Caused by: java.io.IOException: Can not get connection to server.
           Problem establishing socket connection for InvokerLocator
           [socket://host:32342/]

That is a known bug, documented in http://community.jboss.org/wiki/WhydoIgetasocketconnectionerrorwhenusingremoteJBossAS and the solution presented on that document is to use a cron job as the root user to fix the file when it gets broken.

First, create the correct version of /etc/hosts and save it somewhere, such as /etc/hosts.fixed, and populate it with the following contents (replace myhost with the hostname of your computer, as reported by the hostname command, and the correct IP assignment, as reported by ipconfig):

Code Block
title/etc/hosts.fixed
127.0.0.1 myhost localhost localhost.localdomain
::1 myhost localhost6 localhost6.localdomain6
127.0.1.1 myhost
## (optional entry); update if assigned a new address from DHCP
192.168.1.5 myhost

## The following lines are desirable for IPv6 capable hosts
::1     ip6-localhost  ip6-loopback
fe00::0 ip6-localnet
ff00::0 ip6-mcastprefix
ff02::1 ip6-allnodes
ff02::2 ip6-allrouters
ff02::3 ip6-allhosts

Important: If possible, enter your hostname with both the "basic" hostname and the fully-qualified domain name.

Next, create a script named /etc/restore-etc-hosts.sh to replace the /etc/hosts file if Network Manager breaks it:

Code Block
title/etc/restore-etc-hosts.sh
#!/bin/sh

if [ `grep -c NetworkManager /etc/hosts` -eq 1 ]; then
   cp /etc/hosts.fixed /etc/hosts
fi

Finally, setup a cron job to run this script as often as you like.

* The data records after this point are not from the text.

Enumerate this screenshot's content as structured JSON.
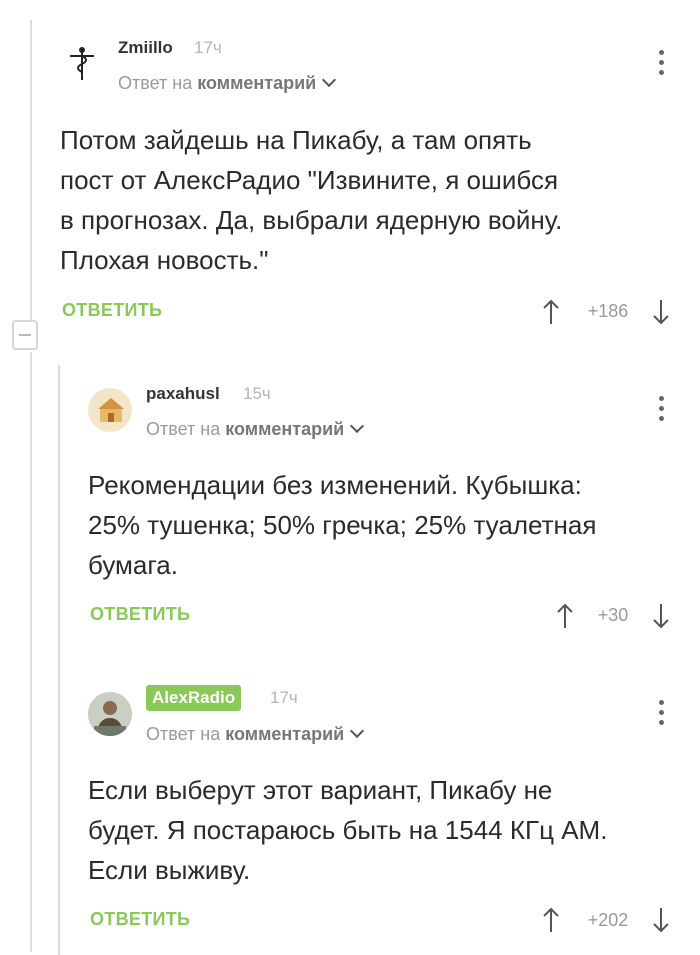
{
  "comments": [
    {
      "author": "Zmiillo",
      "time": "17ч",
      "reply_prefix": "Ответ на",
      "reply_target": "комментарий",
      "lines": [
        "Потом зайдешь на Пикабу, а там опять",
        "пост от АлексРадио \"Извините, я ошибся",
        "в прогнозах. Да, выбрали ядерную войну.",
        "Плохая новость.\""
      ],
      "reply_label": "ОТВЕТИТЬ",
      "score": "+186"
    },
    {
      "author": "paxahusl",
      "time": "15ч",
      "reply_prefix": "Ответ на",
      "reply_target": "комментарий",
      "lines": [
        "Рекомендации без изменений. Кубышка:",
        "25% тушенка; 50% гречка; 25% туалетная",
        "бумага."
      ],
      "reply_label": "ОТВЕТИТЬ",
      "score": "+30"
    },
    {
      "author": "AlexRadio",
      "time": "17ч",
      "reply_prefix": "Ответ на",
      "reply_target": "комментарий",
      "lines": [
        "Если выберут этот вариант, Пикабу не",
        "будет. Я постараюсь быть на 1544 КГц АМ.",
        "Если выживу."
      ],
      "reply_label": "ОТВЕТИТЬ",
      "score": "+202"
    }
  ],
  "colors": {
    "accent": "#8ac858",
    "muted": "#9a9a9a",
    "text": "#2b2b2b"
  },
  "icons": {
    "menu": "vertical-dots-icon",
    "up": "arrow-up-icon",
    "down": "arrow-down-icon",
    "collapse": "minus-icon"
  }
}
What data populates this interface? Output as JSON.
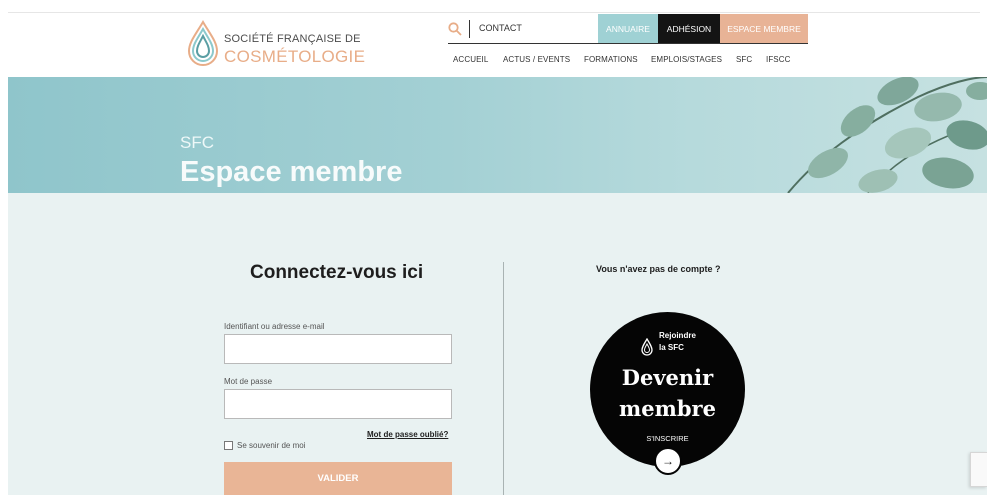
{
  "header": {
    "logo": {
      "line1": "SOCIÉTÉ FRANÇAISE DE",
      "line2": "COSMÉTOLOGIE"
    },
    "contact": "CONTACT",
    "tabs": {
      "annuaire": "ANNUAIRE",
      "adhesion": "ADHÉSION",
      "espace": "ESPACE MEMBRE"
    },
    "nav": [
      "ACCUEIL",
      "ACTUS / EVENTS",
      "FORMATIONS",
      "EMPLOIS/STAGES",
      "SFC",
      "IFSCC"
    ]
  },
  "banner": {
    "kicker": "SFC",
    "title": "Espace membre"
  },
  "login": {
    "title": "Connectez-vous ici",
    "username_label": "Identifiant ou adresse e-mail",
    "username_value": "",
    "password_label": "Mot de passe",
    "password_value": "",
    "forgot": "Mot de passe oublié?",
    "remember": "Se souvenir de moi",
    "submit": "VALIDER"
  },
  "signup": {
    "question": "Vous n'avez pas de compte ?",
    "badge_line1": "Rejoindre",
    "badge_line2": "la SFC",
    "big1": "Devenir",
    "big2": "membre",
    "cta": "S'INSCRIRE",
    "arrow": "→"
  },
  "colors": {
    "accent": "#e9b596",
    "teal": "#9fd1d4",
    "dark": "#141414",
    "page_bg": "#e9f2f2"
  }
}
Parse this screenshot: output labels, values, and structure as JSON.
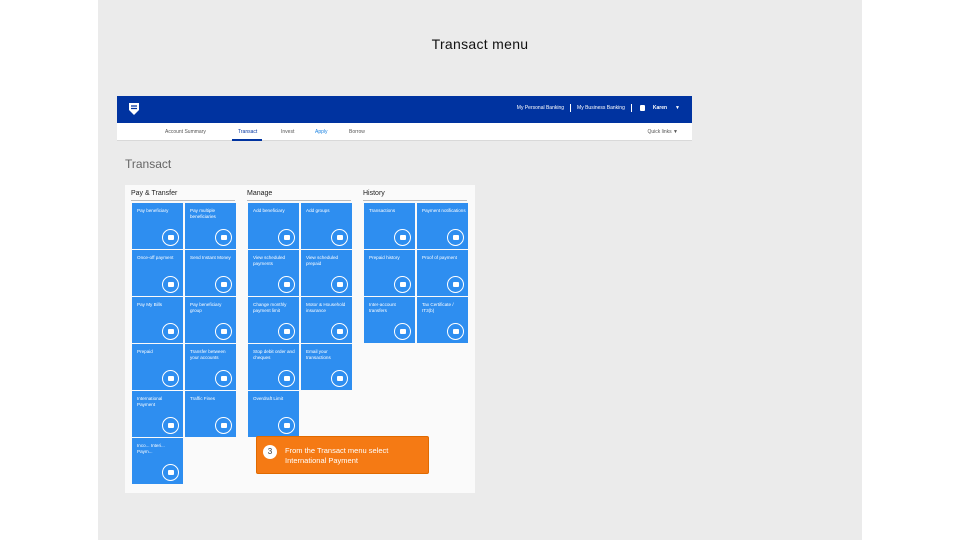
{
  "slide": {
    "title": "Transact menu"
  },
  "topbar": {
    "links": [
      "My Personal Banking",
      "My Business Banking"
    ],
    "user": "Karen"
  },
  "subnav": {
    "tabs": [
      "Account Summary",
      "Transact",
      "Invest",
      "Apply",
      "Borrow"
    ],
    "quick_links": "Quick links"
  },
  "page": {
    "heading": "Transact"
  },
  "sections": {
    "pay": "Pay & Transfer",
    "manage": "Manage",
    "history": "History"
  },
  "tiles": {
    "pay": [
      "Pay beneficiary",
      "Pay multiple beneficiaries",
      "Once-off payment",
      "Send Instant Money",
      "Pay My Bills",
      "Pay beneficiary group",
      "Prepaid",
      "Transfer between your accounts",
      "International Payment",
      "Traffic Fines",
      "Inco... Interi... Paym..."
    ],
    "manage": [
      "Add beneficiary",
      "Add groups",
      "View scheduled payments",
      "View scheduled prepaid",
      "Change monthly payment limit",
      "Motor & Household insurance",
      "Stop debit order and cheques",
      "Email your transactions",
      "Overdraft Limit"
    ],
    "history": [
      "Transactions",
      "Payment notifications",
      "Prepaid history",
      "Proof of payment",
      "Inter-account transfers",
      "Tax Certificate / IT3(b)"
    ]
  },
  "callout": {
    "step": "3",
    "text": "From the Transact menu select International Payment"
  }
}
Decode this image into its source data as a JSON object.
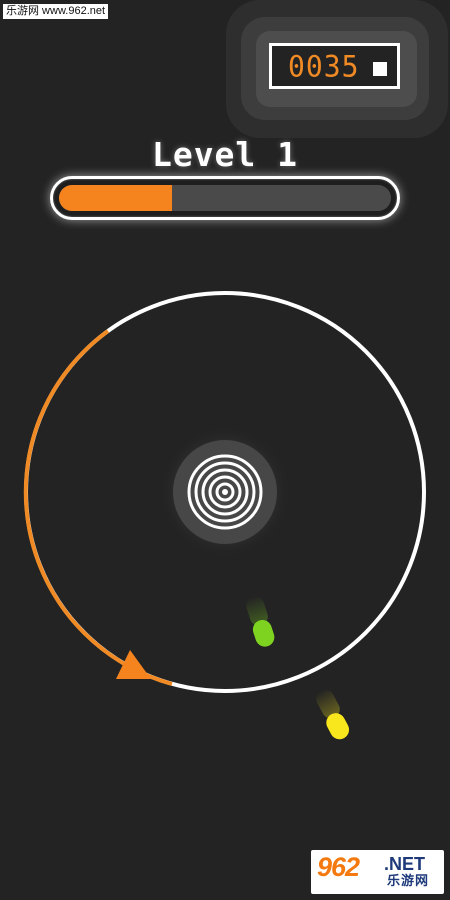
{
  "watermark_top": {
    "text": "乐游网 www.962.net"
  },
  "score": {
    "value": "0035",
    "pause_icon": "square-icon"
  },
  "level": {
    "title": "Level 1",
    "progress": 0.34
  },
  "logo": {
    "number": "962",
    "net": ".NET",
    "cn": "乐游网"
  },
  "colors": {
    "background": "#232323",
    "accent_orange": "#f08a24",
    "ball_green": "#7ed321",
    "ball_yellow": "#f8e71c",
    "ring": "#ffffff"
  }
}
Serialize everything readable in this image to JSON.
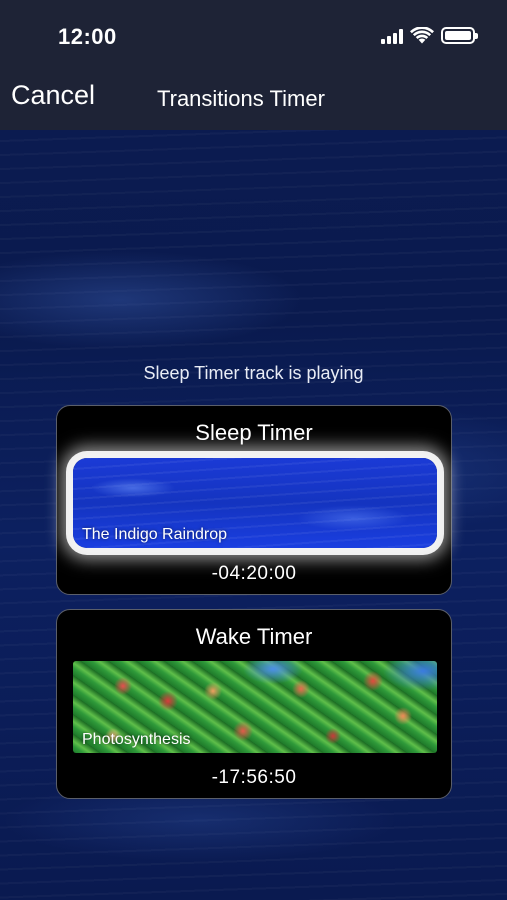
{
  "status_bar": {
    "time": "12:00",
    "icons": [
      "signal-icon",
      "wifi-icon",
      "battery-icon"
    ]
  },
  "nav": {
    "cancel_label": "Cancel",
    "title": "Transitions Timer"
  },
  "status_message": "Sleep Timer track is playing",
  "sleep_timer": {
    "title": "Sleep Timer",
    "track": "The Indigo Raindrop",
    "remaining": "-04:20:00"
  },
  "wake_timer": {
    "title": "Wake Timer",
    "track": "Photosynthesis",
    "remaining": "-17:56:50"
  },
  "colors": {
    "background": "#0b1a4a",
    "nav_bar": "#1e2336",
    "card_background": "#000000",
    "card_border": "#5b5f6a"
  }
}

We recommend every couple of minutes.

Code Block
*/3 * * * * /etc/restore-etc-hosts.sh

Once the /etc/hosts file is corrected, restart JBoss AS and run the tests again. Your socket connection error should be gone!